_What is required_
Needed from the entries below: every line that holds the word "delete".

_Task material_

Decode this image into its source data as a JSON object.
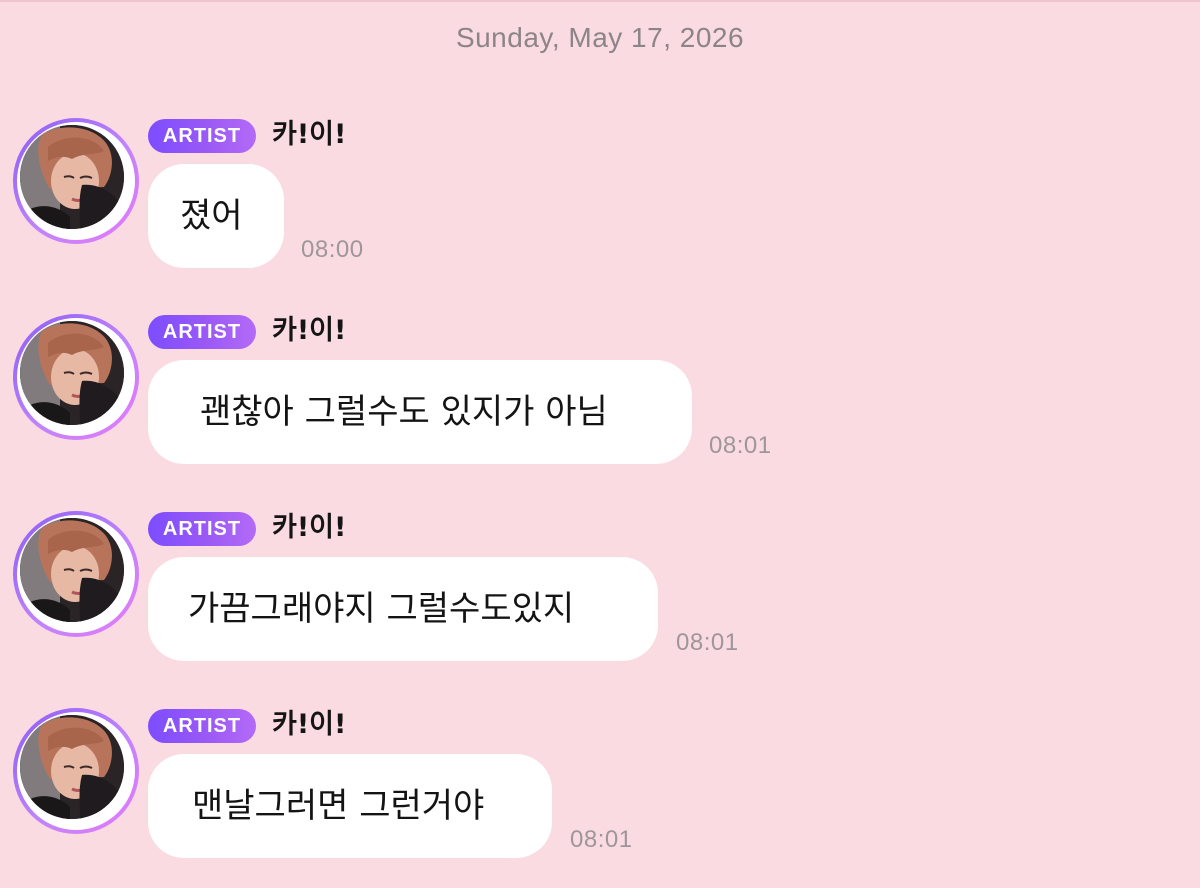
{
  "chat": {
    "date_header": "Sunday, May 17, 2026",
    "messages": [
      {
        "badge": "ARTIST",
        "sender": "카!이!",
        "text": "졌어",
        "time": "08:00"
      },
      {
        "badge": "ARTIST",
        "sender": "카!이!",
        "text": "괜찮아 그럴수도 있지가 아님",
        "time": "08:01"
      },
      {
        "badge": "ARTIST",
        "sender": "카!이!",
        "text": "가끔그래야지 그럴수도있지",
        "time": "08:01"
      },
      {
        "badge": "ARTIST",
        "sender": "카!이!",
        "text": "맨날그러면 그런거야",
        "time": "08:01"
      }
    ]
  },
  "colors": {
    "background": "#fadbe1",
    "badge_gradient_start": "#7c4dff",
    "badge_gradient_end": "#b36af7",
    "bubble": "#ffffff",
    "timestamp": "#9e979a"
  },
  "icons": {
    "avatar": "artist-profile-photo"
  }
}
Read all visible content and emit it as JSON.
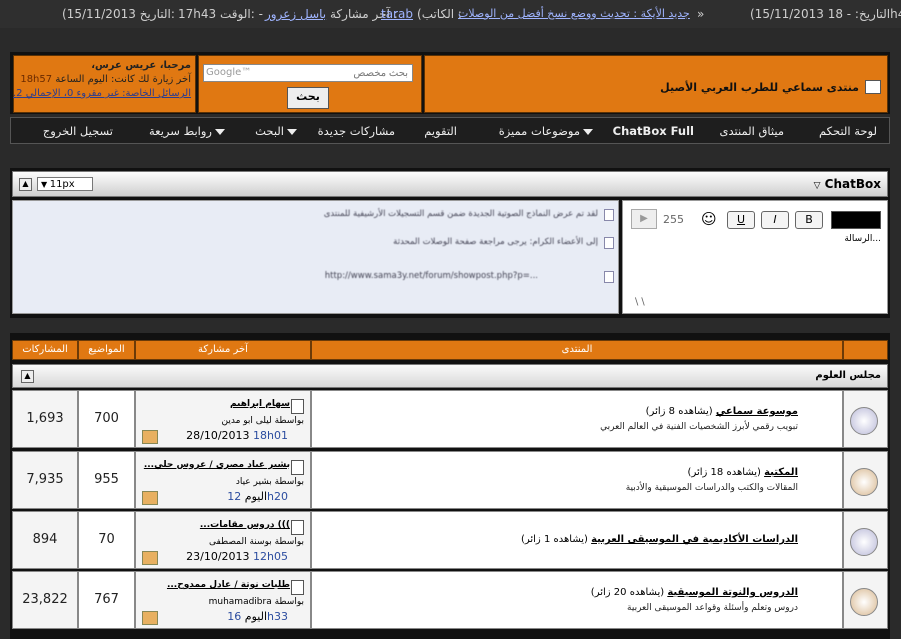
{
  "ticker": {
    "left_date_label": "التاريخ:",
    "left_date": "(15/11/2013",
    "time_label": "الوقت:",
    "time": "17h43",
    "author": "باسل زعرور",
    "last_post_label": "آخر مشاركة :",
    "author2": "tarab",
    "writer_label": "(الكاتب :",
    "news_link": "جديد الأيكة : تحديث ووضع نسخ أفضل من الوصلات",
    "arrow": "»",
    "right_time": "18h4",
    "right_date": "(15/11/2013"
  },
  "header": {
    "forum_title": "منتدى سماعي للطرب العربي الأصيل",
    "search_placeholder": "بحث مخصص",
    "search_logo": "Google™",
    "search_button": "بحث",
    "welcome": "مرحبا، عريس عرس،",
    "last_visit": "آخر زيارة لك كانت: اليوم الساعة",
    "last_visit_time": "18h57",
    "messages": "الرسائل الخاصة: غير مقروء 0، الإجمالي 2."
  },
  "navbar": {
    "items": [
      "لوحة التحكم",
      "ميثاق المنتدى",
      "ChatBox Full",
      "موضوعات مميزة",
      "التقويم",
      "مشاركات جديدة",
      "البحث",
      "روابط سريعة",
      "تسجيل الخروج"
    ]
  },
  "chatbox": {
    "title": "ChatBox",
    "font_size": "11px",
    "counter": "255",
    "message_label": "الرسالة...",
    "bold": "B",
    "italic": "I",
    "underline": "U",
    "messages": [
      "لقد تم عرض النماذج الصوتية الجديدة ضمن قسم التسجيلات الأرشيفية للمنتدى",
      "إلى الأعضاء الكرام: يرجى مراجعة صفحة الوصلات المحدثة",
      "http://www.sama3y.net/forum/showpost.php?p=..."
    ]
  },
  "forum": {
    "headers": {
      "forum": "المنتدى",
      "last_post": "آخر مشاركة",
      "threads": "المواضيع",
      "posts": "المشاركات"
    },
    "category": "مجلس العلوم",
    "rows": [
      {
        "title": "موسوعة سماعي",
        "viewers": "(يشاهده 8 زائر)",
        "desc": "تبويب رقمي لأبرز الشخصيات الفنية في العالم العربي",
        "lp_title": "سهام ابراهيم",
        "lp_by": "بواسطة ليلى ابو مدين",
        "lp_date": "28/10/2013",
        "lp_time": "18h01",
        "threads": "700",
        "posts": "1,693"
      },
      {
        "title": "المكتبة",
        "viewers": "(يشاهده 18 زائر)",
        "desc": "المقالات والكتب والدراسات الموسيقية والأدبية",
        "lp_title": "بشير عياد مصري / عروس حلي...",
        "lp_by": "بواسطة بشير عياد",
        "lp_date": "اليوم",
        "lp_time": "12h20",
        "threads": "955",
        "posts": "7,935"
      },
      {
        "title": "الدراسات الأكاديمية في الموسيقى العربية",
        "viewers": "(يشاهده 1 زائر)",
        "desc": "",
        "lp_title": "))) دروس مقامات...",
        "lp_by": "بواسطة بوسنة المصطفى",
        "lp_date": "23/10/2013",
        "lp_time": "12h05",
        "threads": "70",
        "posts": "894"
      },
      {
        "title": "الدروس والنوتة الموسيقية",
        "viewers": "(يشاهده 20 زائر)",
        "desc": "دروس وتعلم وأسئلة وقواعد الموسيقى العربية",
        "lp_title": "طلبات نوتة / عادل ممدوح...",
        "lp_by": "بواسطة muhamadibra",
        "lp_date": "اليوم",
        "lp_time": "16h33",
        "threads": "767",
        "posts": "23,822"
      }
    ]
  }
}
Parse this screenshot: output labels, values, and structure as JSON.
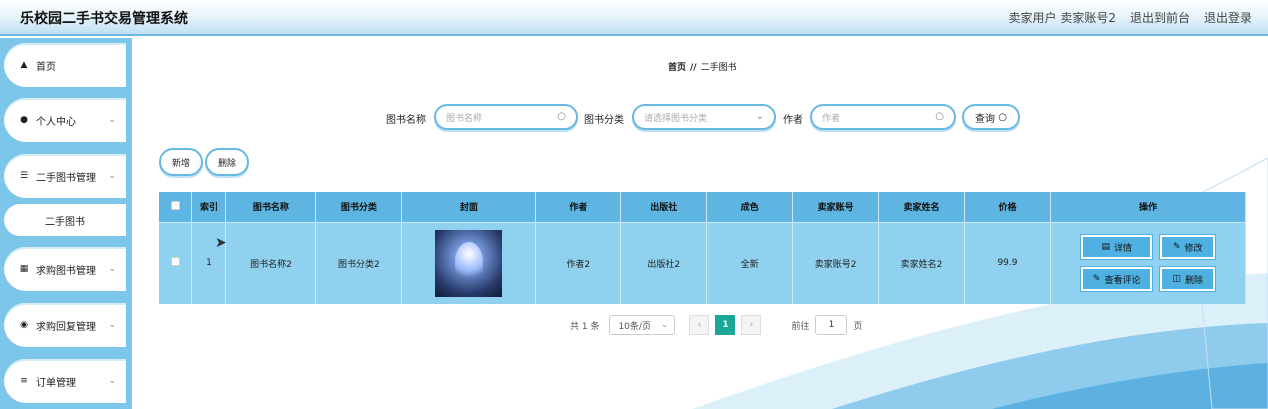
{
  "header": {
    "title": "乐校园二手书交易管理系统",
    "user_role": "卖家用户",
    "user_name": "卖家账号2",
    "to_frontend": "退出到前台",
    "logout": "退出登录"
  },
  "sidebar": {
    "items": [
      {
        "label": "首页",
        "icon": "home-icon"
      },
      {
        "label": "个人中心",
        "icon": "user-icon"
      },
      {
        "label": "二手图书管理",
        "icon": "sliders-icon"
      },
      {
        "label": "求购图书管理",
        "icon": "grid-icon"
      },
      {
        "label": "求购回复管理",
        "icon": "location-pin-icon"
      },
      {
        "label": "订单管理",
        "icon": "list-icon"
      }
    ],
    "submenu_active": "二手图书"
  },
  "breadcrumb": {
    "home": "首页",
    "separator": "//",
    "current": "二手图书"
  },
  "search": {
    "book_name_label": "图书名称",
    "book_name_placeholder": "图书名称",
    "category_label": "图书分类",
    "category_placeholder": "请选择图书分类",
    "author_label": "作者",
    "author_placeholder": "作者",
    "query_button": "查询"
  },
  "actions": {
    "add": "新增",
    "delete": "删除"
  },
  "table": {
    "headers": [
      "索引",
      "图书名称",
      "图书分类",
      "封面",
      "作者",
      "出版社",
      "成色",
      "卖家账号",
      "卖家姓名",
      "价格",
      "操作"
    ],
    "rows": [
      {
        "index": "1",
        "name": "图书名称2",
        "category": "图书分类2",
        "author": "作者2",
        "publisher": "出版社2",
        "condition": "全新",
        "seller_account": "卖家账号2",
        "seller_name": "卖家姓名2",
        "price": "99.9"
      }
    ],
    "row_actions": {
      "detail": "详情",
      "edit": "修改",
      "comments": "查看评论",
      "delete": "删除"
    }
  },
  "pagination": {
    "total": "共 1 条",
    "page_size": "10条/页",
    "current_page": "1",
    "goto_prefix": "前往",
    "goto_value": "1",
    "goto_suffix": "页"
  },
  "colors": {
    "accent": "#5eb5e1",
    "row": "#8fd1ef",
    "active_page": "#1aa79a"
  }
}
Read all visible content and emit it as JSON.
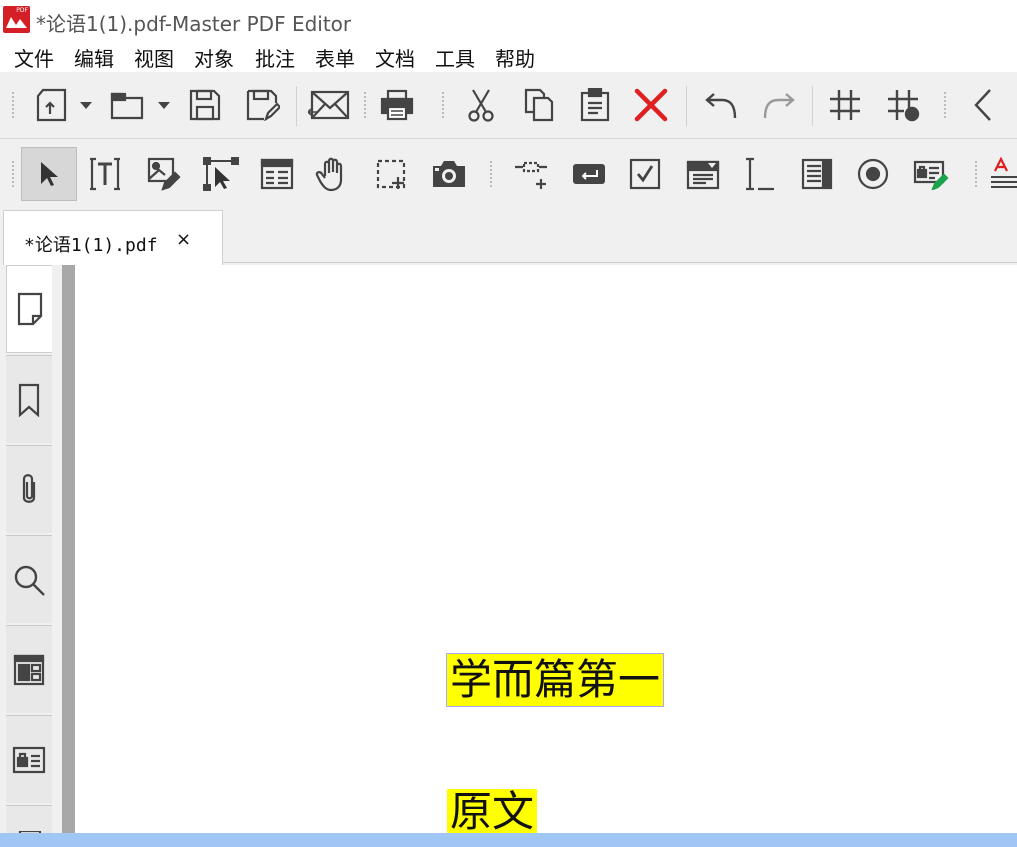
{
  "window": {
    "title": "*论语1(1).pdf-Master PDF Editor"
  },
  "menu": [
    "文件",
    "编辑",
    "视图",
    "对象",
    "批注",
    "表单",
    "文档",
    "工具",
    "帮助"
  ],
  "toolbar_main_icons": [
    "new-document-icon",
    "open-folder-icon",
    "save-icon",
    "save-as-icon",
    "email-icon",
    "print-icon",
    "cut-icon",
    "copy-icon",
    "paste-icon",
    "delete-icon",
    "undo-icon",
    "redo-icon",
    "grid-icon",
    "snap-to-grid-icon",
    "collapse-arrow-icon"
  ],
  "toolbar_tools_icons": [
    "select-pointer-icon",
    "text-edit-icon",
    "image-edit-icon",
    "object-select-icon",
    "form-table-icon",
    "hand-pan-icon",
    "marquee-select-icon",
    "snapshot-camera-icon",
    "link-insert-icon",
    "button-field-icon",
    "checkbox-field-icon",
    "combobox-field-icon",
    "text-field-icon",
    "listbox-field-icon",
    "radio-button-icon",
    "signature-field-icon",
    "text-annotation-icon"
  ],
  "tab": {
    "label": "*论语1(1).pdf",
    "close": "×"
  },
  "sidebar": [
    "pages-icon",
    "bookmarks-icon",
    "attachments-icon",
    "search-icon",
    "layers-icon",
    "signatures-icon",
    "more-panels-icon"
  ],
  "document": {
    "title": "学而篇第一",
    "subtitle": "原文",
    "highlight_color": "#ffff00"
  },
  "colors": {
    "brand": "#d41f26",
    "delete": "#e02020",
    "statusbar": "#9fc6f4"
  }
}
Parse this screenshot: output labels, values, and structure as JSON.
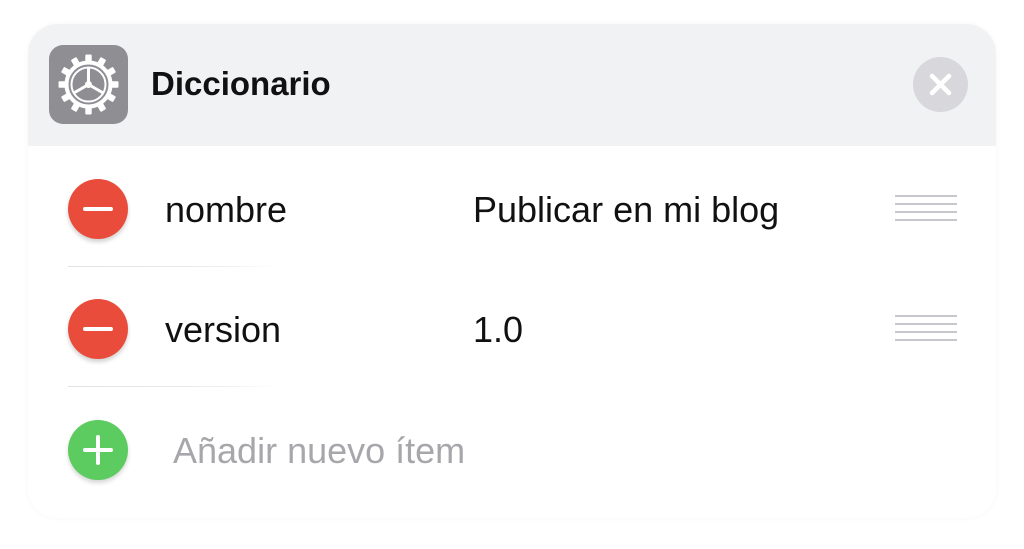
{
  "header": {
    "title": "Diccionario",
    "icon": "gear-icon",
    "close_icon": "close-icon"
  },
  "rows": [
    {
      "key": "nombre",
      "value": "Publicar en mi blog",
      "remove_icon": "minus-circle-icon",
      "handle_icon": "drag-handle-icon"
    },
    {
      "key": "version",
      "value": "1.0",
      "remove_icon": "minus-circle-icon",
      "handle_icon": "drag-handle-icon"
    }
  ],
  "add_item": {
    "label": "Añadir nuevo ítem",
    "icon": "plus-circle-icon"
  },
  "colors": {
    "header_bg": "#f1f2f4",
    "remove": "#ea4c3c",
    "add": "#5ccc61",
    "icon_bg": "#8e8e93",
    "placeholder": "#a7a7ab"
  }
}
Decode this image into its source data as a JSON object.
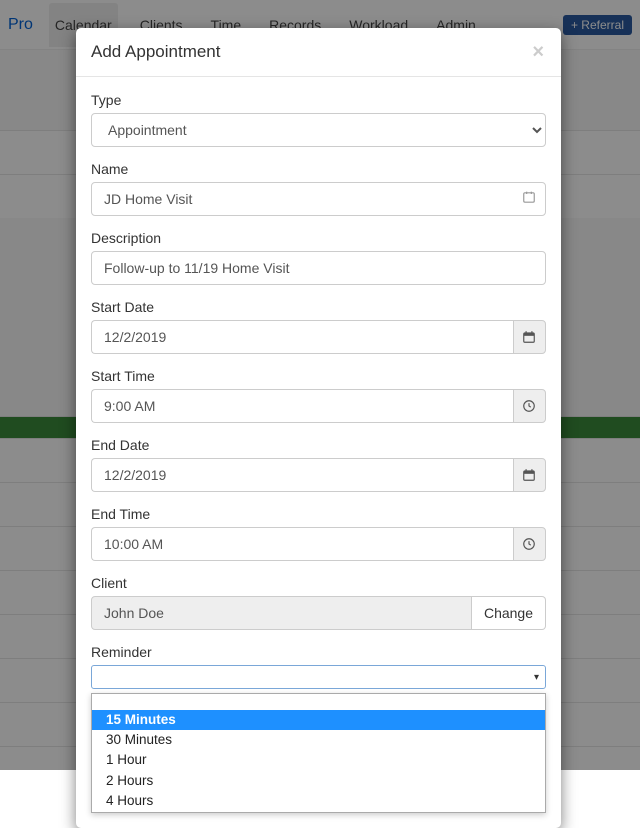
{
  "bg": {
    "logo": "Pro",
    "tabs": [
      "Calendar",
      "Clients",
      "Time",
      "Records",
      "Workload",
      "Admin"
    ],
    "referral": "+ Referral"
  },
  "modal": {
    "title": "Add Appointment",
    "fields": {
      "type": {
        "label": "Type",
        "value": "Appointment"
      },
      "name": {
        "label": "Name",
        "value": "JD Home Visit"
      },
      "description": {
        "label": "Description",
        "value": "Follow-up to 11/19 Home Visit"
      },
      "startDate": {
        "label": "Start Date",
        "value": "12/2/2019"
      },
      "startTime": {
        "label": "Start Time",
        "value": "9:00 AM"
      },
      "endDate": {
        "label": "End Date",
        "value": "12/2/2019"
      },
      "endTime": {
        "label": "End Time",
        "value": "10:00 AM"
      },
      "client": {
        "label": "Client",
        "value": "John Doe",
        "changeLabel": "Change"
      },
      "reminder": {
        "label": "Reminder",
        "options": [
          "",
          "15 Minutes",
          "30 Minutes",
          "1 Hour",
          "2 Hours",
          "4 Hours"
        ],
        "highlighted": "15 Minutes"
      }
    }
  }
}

_Solution for this task_
    "delete": "删除"
      "delete": "删除"
    "delete-icon",
    "delete": "#e02020",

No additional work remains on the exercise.